Absent a referral letter on Marrone’s possible culpability from Kuriansky, Hynes issued a statement noting simply that “the investigation is concluded.” At the time of the indictment of the contractor and its site supervisor, Hynes said that “the ineptitude of SCA employees” at the school did not rise “to the level of criminal conduct,” adding that “it came pretty damn close” and “better not happen again.” But Assemblyman Sanders told the Voice he was “reaching out to Hynes” to ask him “to widen the scope of the investigation.”

As damning as the bare-bones chronology of the report is, the failure to state hard-nosed sound-bite conclusions about Atanasio or either of the Marrones, as well as the unwillingness to make referrals, may turn it into a dead letter. Kuriansky acknowledged at the press conference that changes were made in the report after it was sent to the mayor, who asked DOI to probe the incident shortly after it occurred. Everyone involved insists that Giuliani did not “sanitize” the report, but its delayed release could not have appeared at a worse time in the news cycle.

Coincidentally, Giuliani, who has never been endorsed by the Conservatives but convinced them to leave their line blank in the 1997 mayoral race (for the first time in their 36-year history), attended a party fundraiser the night before the report was released. Should Giuliani seek the Moynihan senate seat in 2000, he will need Long’s support. No Republican has won statewide office without the Conservative line since Jacob Javits ran as a Republican-Liberal in 1974.

If a Republican other than Giuliani gets the Conservative line that spring, it would compound the problems Rudy might face in a September GOP primary and split the November vote if he won the primary. Long’s invitation to Giuliani to attend his first Conservative event last week suggests that either the party boss had no idea how the Marrones and Atanasio would be described in the report, or was satisfied that the timing, muted language, and absence of referrals protected his flank.

Atanasio concedes in the report that he hired Fran Marrone on Long’s recommendation. Gary Marrone concedes he got a job at the Javits Convention Center— where he was hired and fired prior to going to the SCA— “with the assistance of Mike Long.” Fran Marrone admits that, sometimes with Atanasio’s help, she tried to get 20 other people jobs at the SCA, succeeding at least twice. She refused to disclose to investigators who her candidates were, but all three whose names the Voice obtained were connected to Long’s tiny party.
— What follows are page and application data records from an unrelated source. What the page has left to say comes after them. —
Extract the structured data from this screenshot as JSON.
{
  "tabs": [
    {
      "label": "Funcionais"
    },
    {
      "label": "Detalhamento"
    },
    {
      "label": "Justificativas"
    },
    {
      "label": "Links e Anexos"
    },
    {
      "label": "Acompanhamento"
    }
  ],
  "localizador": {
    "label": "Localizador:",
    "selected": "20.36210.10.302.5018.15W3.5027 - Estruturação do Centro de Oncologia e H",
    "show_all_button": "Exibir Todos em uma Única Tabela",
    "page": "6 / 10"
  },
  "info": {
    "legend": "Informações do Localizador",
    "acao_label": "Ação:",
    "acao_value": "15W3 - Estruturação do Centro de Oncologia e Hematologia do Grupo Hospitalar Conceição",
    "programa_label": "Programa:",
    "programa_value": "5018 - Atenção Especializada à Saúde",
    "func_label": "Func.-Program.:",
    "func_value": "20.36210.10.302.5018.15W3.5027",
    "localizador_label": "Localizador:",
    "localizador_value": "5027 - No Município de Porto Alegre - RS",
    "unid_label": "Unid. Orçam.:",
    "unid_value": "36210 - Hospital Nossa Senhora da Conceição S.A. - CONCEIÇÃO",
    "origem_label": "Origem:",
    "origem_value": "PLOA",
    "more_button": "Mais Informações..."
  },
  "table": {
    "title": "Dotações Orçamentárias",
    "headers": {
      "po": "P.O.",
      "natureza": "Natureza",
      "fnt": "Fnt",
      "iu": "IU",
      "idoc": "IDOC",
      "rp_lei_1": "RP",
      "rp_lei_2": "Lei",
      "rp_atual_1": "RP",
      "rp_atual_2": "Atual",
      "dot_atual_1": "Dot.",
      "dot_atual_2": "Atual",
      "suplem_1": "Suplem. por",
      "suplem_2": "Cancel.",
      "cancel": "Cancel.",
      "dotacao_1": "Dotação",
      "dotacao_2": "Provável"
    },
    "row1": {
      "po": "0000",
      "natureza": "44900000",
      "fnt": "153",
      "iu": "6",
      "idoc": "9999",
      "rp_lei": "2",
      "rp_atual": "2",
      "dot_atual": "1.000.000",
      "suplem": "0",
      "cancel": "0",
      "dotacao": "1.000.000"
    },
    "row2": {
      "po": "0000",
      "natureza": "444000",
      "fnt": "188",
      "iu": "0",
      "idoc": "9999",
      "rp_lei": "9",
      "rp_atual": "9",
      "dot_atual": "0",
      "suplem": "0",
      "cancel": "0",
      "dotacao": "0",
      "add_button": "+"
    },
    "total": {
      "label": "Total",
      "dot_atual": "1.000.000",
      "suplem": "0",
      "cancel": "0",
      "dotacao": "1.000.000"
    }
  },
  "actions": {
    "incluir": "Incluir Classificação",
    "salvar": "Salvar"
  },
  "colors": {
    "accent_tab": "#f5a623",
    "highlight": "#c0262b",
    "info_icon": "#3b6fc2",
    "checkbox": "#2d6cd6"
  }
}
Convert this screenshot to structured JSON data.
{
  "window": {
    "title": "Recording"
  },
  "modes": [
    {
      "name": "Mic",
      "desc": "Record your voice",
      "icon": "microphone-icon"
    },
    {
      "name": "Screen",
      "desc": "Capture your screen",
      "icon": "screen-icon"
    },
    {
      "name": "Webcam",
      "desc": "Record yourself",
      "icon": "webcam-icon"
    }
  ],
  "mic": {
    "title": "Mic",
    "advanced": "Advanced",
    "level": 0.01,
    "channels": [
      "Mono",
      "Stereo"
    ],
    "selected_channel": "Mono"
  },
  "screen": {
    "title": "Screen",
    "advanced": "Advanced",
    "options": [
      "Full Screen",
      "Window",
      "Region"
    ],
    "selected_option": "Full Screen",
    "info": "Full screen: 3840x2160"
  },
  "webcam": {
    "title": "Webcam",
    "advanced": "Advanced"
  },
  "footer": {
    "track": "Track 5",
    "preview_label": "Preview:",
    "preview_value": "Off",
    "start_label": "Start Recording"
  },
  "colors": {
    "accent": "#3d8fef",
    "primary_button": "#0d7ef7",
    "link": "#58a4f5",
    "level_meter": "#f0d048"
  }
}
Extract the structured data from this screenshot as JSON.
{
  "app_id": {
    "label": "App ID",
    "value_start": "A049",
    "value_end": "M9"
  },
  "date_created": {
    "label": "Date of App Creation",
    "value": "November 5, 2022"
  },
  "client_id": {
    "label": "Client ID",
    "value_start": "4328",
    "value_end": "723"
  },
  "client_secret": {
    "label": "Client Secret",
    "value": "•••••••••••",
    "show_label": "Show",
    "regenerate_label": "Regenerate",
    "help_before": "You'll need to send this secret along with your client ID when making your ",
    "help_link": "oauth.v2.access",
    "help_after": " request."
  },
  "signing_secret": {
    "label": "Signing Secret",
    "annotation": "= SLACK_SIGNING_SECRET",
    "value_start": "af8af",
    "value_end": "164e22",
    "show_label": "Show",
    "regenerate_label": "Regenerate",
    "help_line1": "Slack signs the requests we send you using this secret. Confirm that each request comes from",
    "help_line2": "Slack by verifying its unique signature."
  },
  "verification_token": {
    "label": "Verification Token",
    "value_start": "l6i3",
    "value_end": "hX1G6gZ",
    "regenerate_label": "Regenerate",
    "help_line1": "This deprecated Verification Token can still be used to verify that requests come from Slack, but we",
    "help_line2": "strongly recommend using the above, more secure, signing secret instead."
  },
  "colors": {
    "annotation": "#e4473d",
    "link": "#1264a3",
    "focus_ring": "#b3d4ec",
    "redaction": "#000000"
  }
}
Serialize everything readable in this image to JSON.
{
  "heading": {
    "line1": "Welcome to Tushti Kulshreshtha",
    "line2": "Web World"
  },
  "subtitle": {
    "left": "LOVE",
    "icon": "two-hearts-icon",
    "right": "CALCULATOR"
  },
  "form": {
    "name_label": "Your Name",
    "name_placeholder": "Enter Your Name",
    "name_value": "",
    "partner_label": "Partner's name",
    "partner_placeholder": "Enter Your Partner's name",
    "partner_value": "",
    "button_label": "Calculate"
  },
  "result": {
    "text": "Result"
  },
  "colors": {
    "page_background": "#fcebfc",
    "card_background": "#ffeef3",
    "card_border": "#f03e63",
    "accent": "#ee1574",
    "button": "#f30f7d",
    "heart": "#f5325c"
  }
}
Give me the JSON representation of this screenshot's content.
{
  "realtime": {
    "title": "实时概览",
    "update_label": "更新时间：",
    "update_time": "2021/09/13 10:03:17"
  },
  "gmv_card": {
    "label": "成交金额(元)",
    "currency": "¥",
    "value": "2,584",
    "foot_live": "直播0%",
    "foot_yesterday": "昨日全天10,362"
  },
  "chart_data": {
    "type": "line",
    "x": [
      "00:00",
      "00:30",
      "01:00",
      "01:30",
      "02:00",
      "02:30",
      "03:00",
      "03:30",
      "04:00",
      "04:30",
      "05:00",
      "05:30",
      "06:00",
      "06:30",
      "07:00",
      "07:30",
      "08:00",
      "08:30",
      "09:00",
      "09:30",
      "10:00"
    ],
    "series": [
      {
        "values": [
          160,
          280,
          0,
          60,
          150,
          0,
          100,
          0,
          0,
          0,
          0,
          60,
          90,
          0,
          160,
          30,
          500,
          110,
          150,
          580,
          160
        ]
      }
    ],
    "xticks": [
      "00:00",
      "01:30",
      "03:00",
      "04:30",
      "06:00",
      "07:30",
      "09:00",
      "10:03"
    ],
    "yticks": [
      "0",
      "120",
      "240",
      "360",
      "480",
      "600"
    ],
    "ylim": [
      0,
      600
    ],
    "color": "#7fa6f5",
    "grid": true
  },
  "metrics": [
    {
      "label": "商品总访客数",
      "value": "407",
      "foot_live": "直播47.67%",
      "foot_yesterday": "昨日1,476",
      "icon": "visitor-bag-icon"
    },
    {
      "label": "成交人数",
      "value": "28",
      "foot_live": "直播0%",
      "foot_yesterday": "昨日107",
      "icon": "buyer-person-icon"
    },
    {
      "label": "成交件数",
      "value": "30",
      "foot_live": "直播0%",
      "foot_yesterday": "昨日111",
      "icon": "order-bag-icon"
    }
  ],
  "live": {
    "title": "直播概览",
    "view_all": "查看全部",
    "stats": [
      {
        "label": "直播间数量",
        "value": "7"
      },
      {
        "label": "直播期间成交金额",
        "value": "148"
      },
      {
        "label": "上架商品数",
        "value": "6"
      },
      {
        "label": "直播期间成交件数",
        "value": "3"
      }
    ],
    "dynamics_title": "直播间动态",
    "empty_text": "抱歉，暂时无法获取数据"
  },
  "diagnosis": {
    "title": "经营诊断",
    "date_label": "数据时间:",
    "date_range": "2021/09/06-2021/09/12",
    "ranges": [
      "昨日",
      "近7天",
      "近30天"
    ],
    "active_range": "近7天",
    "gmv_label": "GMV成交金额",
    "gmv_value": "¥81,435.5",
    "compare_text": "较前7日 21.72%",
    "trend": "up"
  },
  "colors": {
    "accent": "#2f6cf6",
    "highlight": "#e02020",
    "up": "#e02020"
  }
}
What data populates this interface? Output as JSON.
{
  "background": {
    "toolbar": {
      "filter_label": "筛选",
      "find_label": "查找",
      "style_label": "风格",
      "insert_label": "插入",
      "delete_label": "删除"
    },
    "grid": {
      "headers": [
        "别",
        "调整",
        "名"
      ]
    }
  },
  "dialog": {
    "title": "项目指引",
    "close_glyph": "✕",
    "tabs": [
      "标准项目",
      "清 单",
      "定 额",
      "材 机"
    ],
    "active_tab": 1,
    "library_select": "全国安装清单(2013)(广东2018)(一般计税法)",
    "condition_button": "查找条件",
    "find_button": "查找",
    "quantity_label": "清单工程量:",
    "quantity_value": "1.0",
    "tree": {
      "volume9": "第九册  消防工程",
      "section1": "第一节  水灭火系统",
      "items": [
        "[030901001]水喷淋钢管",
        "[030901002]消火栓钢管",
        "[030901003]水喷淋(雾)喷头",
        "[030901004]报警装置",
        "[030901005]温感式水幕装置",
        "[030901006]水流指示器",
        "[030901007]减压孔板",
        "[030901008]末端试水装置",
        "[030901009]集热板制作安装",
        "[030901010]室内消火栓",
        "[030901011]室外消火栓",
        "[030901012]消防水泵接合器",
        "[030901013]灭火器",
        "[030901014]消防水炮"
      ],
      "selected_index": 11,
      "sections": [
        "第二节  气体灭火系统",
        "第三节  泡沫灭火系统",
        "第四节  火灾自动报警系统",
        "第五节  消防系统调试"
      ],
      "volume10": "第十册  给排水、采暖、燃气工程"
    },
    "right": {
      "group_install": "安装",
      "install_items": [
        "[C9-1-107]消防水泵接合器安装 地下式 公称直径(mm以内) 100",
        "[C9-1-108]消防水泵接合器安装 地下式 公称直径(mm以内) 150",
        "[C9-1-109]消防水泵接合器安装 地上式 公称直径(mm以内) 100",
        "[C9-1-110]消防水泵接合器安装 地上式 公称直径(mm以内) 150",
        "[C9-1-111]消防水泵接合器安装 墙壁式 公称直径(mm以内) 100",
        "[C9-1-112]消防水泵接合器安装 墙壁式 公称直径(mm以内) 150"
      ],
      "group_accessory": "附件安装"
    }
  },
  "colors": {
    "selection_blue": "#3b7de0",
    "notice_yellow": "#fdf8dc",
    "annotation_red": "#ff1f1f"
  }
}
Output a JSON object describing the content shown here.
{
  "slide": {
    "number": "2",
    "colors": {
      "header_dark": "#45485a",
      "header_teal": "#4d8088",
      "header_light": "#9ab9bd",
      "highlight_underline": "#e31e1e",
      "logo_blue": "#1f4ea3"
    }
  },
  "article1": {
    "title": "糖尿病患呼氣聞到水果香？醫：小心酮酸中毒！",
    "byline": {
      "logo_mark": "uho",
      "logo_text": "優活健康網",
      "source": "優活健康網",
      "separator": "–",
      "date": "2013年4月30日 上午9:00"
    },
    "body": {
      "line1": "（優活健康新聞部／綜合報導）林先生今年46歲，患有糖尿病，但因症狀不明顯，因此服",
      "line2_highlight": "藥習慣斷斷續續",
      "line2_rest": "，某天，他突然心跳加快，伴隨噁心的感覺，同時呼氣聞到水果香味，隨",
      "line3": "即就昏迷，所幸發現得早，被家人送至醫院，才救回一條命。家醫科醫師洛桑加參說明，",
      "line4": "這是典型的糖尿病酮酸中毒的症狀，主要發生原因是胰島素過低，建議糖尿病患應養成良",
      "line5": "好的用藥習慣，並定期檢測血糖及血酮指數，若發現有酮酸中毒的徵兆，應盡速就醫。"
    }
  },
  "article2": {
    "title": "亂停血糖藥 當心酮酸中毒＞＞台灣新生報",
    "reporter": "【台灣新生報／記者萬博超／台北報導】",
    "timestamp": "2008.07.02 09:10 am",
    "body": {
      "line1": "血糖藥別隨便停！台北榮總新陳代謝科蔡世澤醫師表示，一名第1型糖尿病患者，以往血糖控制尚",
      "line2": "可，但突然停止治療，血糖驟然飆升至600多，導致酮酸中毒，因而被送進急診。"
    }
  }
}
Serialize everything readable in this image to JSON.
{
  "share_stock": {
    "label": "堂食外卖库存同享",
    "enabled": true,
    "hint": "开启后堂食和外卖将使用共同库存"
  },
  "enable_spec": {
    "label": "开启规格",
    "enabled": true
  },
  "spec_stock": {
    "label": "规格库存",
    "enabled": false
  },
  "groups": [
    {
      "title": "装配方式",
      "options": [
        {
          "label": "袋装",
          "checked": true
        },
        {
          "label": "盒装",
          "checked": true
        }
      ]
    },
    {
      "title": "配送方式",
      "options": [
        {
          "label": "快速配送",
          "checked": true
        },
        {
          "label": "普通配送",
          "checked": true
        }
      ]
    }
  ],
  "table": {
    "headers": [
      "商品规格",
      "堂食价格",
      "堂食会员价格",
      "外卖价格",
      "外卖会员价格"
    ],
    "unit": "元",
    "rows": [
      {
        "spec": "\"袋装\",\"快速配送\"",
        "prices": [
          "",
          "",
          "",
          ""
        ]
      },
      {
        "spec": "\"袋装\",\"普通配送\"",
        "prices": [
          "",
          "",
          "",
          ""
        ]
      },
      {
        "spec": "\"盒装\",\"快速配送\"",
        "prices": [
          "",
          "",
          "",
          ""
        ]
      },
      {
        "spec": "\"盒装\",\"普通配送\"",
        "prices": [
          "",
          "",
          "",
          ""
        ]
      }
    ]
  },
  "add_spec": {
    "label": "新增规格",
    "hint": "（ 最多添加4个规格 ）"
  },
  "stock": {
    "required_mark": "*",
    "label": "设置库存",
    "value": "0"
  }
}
That’s the heart of this story— a patronage empire encouraged by the Pataki administration and tolerated by Giuliani appointees that eventually contributed to the death of an innocent.

Research: Will Johnson, David Kihara, David Shaftel, and Nicole White